WHAT NEEDS TO BE DONE –
Return all the lines below exactly as written. Drop every picture.

════════

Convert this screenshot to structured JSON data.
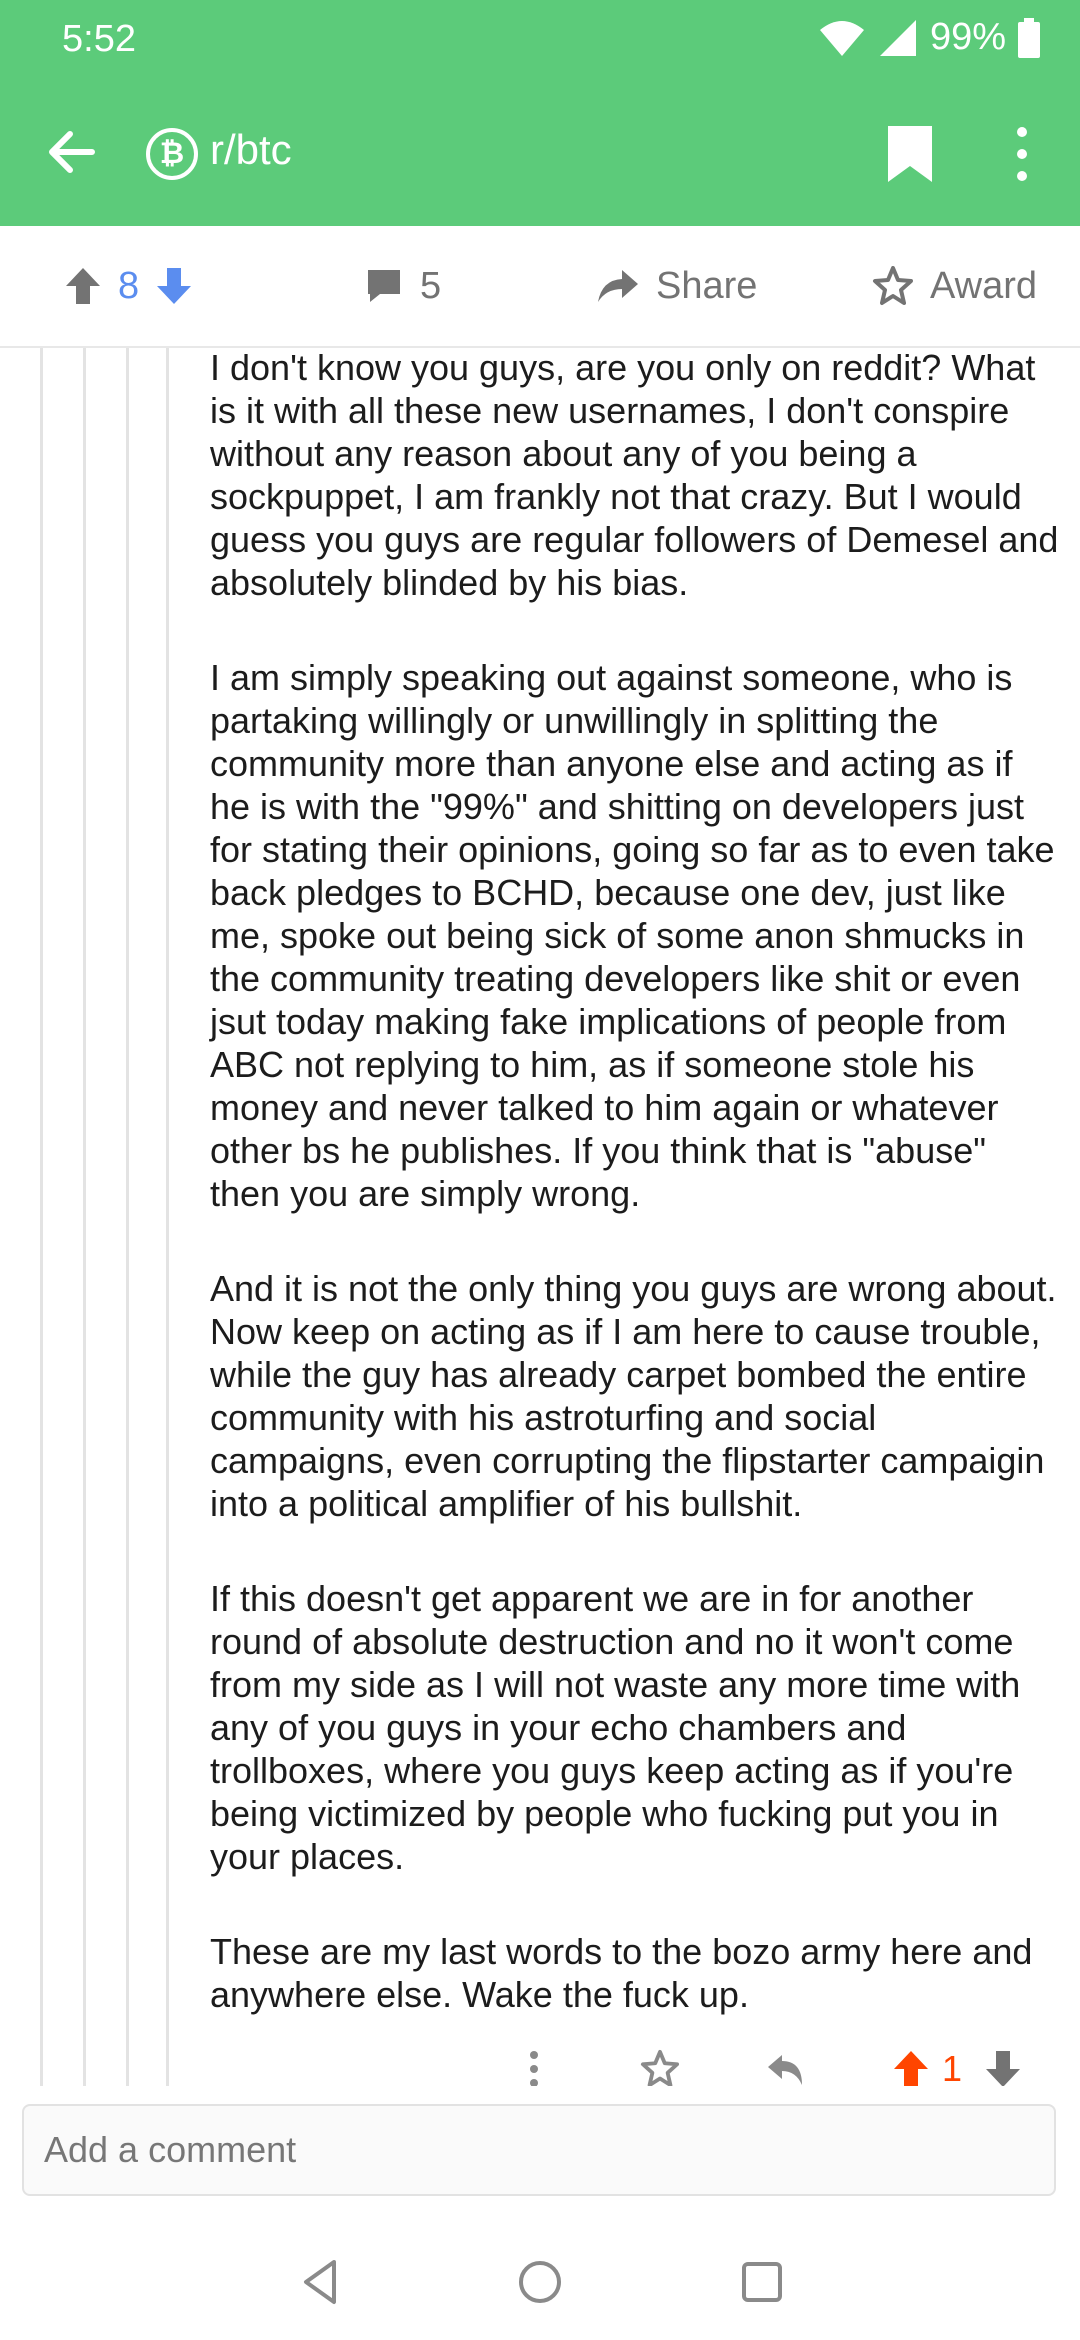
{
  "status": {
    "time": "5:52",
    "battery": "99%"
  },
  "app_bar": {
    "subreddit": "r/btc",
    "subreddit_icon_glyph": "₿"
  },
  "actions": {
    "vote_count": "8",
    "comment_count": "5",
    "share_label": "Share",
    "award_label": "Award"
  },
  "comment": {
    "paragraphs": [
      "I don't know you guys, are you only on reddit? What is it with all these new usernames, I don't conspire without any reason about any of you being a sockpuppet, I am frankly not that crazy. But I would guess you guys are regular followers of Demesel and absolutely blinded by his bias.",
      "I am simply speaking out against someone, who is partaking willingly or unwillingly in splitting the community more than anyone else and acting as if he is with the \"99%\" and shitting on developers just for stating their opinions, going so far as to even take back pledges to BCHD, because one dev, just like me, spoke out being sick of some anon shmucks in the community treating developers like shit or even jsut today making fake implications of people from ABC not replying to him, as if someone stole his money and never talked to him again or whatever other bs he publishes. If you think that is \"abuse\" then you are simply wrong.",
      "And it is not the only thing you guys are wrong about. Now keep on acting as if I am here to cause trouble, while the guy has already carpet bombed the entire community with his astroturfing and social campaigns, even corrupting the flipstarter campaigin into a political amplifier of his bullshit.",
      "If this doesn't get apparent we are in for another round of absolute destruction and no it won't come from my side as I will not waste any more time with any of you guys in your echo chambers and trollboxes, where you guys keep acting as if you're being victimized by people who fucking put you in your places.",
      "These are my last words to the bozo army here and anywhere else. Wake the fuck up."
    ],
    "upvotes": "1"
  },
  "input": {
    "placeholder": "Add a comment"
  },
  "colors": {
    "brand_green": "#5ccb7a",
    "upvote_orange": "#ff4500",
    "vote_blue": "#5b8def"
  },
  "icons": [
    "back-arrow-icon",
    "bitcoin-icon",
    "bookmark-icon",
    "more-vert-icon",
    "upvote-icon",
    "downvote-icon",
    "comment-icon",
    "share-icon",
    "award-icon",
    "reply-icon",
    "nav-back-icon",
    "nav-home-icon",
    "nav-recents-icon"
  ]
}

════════

ANSWER TO THIS PROBLEM –
Convert this screenshot to structured JSON data.
{
  "status": {
    "time": "5:52",
    "battery": "99%"
  },
  "app_bar": {
    "subreddit": "r/btc",
    "subreddit_icon_glyph": "₿"
  },
  "actions": {
    "vote_count": "8",
    "comment_count": "5",
    "share_label": "Share",
    "award_label": "Award"
  },
  "comment": {
    "paragraphs": [
      "I don't know you guys, are you only on reddit? What is it with all these new usernames, I don't conspire without any reason about any of you being a sockpuppet, I am frankly not that crazy. But I would guess you guys are regular followers of Demesel and absolutely blinded by his bias.",
      "I am simply speaking out against someone, who is partaking willingly or unwillingly in splitting the community more than anyone else and acting as if he is with the \"99%\" and shitting on developers just for stating their opinions, going so far as to even take back pledges to BCHD, because one dev, just like me, spoke out being sick of some anon shmucks in the community treating developers like shit or even jsut today making fake implications of people from ABC not replying to him, as if someone stole his money and never talked to him again or whatever other bs he publishes. If you think that is \"abuse\" then you are simply wrong.",
      "And it is not the only thing you guys are wrong about. Now keep on acting as if I am here to cause trouble, while the guy has already carpet bombed the entire community with his astroturfing and social campaigns, even corrupting the flipstarter campaigin into a political amplifier of his bullshit.",
      "If this doesn't get apparent we are in for another round of absolute destruction and no it won't come from my side as I will not waste any more time with any of you guys in your echo chambers and trollboxes, where you guys keep acting as if you're being victimized by people who fucking put you in your places.",
      "These are my last words to the bozo army here and anywhere else. Wake the fuck up."
    ],
    "upvotes": "1"
  },
  "input": {
    "placeholder": "Add a comment"
  },
  "colors": {
    "brand_green": "#5ccb7a",
    "upvote_orange": "#ff4500",
    "vote_blue": "#5b8def"
  },
  "icons": [
    "back-arrow-icon",
    "bitcoin-icon",
    "bookmark-icon",
    "more-vert-icon",
    "upvote-icon",
    "downvote-icon",
    "comment-icon",
    "share-icon",
    "award-icon",
    "reply-icon",
    "nav-back-icon",
    "nav-home-icon",
    "nav-recents-icon"
  ]
}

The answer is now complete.